“We reject both, because we believe that both of them are participating in the rise of antisemitism in France,” Kalifat remarked. “On the extreme right, we are talking about old-fashioned antisemitism, very often masked by positive comments about the State of Israel. On the extreme left, the antisemitism is masked by a very violent anti-Zionism and hatred of Israel, and there is strong support for the BDS movement.”
Kalifat continued: “We refuse to have relationships with these groups, because they are fueling antisemitism in our country.”
On the other hand, current President Emmanuel Macron — the victor in the bitterly-fought presidential election of April 2017 — does inspire confidence among Jews. “This president is very conscious of what Jews have brought to France and French culture,” Kalifat said.
“Macron, like former Presidents [Francois] Hollande and [Nicolas] Sarkozy, is very serious about fighting antisemitism and is willing to use the available means to do so,” Kalifat stated. All three administrations were distinguished by their support for their Jewish community in the face of indifference to antisemitism among the wider population, he added.

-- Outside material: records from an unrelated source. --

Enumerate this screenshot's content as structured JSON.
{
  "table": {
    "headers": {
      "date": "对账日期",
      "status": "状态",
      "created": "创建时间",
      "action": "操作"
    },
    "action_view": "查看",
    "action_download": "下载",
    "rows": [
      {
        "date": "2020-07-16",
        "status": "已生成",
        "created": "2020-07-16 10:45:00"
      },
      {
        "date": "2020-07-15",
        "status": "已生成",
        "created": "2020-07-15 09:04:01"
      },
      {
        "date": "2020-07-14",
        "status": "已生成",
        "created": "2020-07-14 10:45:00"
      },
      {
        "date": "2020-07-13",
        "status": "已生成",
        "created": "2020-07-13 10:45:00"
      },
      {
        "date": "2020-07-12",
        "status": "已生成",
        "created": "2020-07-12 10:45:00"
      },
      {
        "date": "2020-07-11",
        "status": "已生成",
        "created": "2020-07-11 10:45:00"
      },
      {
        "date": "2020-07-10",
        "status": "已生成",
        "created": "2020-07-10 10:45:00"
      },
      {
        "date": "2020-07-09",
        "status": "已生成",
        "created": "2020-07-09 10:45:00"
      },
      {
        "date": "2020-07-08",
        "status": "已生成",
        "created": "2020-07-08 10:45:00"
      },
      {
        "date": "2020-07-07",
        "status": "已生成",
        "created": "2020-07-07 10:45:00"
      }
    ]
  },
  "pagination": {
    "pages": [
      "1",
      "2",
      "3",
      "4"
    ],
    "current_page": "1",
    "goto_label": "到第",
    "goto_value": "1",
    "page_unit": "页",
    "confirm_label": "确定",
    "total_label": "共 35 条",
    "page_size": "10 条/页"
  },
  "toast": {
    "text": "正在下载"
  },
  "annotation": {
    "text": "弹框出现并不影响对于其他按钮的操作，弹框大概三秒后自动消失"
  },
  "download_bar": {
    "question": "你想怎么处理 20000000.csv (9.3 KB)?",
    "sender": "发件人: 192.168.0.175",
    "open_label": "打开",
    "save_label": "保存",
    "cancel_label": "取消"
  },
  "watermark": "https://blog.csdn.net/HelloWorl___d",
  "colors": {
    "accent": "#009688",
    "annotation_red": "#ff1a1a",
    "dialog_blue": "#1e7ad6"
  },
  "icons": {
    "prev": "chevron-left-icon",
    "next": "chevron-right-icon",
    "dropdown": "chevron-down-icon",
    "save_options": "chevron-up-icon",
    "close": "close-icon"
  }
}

For now, French Jews are anxiously awaiting the next development in the investigation into the murder of Sarah Halimi. Having believed that Halimi’s killer, Kobili Traore, would be standing trial despite the efforts of his lawyers to have the case dismissed on the grounds of alleged mental illness, the community received a shock in July. A new assessment of Traore’s mental health commissioned by the investigating judge concluded that he lacked the mental awareness required for a charge of intentional homicide aggravated by antisemitic prejudice.
The panel’s finding flatly contradicted the conclusion of a previous expert, Dr. Daniel Zagury, who examined Traore in September 2017. As The Algemeiner reported at the time, Zagury deemed that Traore’s brutal assault on Halimi — which culminated in her being thrown to her death from a third-floor window — was both “antisemitic” and a “delirious act” influenced by the assailant’s heavy consumption of marijuana. However, Zagury was clear that Traore was not sufficiently intoxicated at the time of the attack to be absolved of criminal responsibility — a key demand of Traore’s lawyers.
“I can’t explain why the judge ordered a second expert assessment, and their conclusion is totally incomprehensible to us,” Kalifat said. “We have many reasons to believe that this was an antisemitic attack. He [Traore] chanted verses from the Quran as he was torturing Halimi, he shouted ‘Allahu Akhbar!’ when he threw her from the window.”
Kalifat said that a third assessment into Traore’s mental state had now been ordered, with a report expected later this year.
“We hope that at the end of the day, the killer will be held responsible,” Kalifat said.
He expressed the same hope with the more recent murder of 85-year-old Holocaust survivor Mireille Knoll, whose assailants were reported by police to have talked about”rich Jews” prior to their frenzied assault.
Criminal trials in both the Halimi and Knoll cases would serve a dual purpose, Kalifat argued.
“On trial would be the killers themselves, alongside the system that enables antisemitism to kill in this country,” he said.